MMV and IVCC make 240 compounds available to stimulate research into new drugs and insecticides

Diverse compound collection harnesses open innovation to advance global health priorities

13 Aug 2022

This World Mosquito Day, MMV and the Innovative Vector Control Consortium (IVCC) launch the Global Health Priority Box to provide scientists with free access to a collection of compounds with confirmed activity against infectious and mosquito-borne diseases, and vectors of global concern.

The initiative aims to spark the discovery and development of new drugs and insecticides to prepare for current and future public health threats. The box provides scientists with confirmed starting points to further advance the development of tools to tackle two of several priorities set out by the WHO: drug resistance and communicable diseases.

The threat of resistance and vector-borne diseases

Vector-borne diseases, such as malaria, cause the loss of more than 700,000 lives annually, predominantly in regions with tropical climates in low-and-middle income countries.

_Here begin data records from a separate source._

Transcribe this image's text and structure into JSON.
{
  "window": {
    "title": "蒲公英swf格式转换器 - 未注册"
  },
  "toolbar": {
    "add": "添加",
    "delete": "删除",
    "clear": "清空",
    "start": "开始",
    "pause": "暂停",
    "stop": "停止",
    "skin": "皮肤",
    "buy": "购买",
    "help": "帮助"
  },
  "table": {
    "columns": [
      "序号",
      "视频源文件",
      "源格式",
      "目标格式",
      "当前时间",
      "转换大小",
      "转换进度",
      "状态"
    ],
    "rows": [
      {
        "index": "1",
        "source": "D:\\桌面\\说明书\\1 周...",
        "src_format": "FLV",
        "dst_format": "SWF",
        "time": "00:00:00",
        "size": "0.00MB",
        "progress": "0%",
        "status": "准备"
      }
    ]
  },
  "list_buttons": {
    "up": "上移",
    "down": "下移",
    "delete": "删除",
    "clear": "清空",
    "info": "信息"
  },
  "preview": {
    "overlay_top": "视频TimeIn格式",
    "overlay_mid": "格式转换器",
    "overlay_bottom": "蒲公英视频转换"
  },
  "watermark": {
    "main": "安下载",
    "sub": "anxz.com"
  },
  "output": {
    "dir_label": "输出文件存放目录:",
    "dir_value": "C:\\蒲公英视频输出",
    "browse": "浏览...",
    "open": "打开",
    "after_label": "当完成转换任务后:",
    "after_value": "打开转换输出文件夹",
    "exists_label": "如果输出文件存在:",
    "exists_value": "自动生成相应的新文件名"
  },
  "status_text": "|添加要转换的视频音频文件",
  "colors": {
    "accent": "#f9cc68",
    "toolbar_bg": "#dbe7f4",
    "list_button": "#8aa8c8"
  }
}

Recent studies show, however that climate change has the potential to shift the regions in which disease-carrying mosquitoes breed, introducing new pathogens to previously unaffected areas.1 This, coupled with the increasing prevalence of drug-resistant pathogens and insecticide resistance, requires the development of new tools.

The components of the box

The structurally diverse compound collection contains three sets of compounds in various stages of discovery and development:

  • 80 compounds selected by MMV and partners, with confirmed activity against drug resistant malaria. These compounds can be used to seek new biological mechanisms of action or initiate drug discovery.
  • 80 compounds selected from a compound library donated by Bristol-Myers Squibb for screening against neglected and zoonotic diseases, and diseases at risk of drug resistance.
  • 80 compounds selected within input from disease experts at IVCC that have been tested for activity against various vector species. This plate can be used to screen and develop compounds for vector control and transmission-blocking medicines.

An open approach

The reaction of the scientific community to the coronavirus pandemic has demonstrated that international collaboration accelerates the development of new tools. The Global Health Priority Box harnesses an open approach, inviting scientists to make screening results publicly available and to publish findings in an open access journal within 2 years following data generation. This allows for researchers around the world to build on one another’s work, saving precious time and resources.

“Efforts to end infectious diseases will only succeed if we have the tools to treat and prevent them,” said Dr Timothy Wells, MMV’s Chief Scientific Officer. “Open innovation is one of the keys to unlocking drug discovery because it allows us to tap into existing knowledge and expertise and build on it collaboratively.”

Dr Nick Hamon, CEO of IVCC added, “Innovation in vector control is urgently needed because of the prevalence of insecticide resistance which is undermining the efficacy of bed nets and indoor residual sprays, the cornerstone of malaria prevention since the turn of the century. Open access to new chemistry will encourage greater collaboration across the scientific community, bringing new innovators into public health and potentially more rapid development of new vector control solutions.”

 1. Colon-Gonzalez, Felipe J et al., Projecting the risk of mosquito-borne diseases in a warmer and more populated world: a multi-model, multi-scenario intercomparison modelling study, The Lancet (2021). DOI: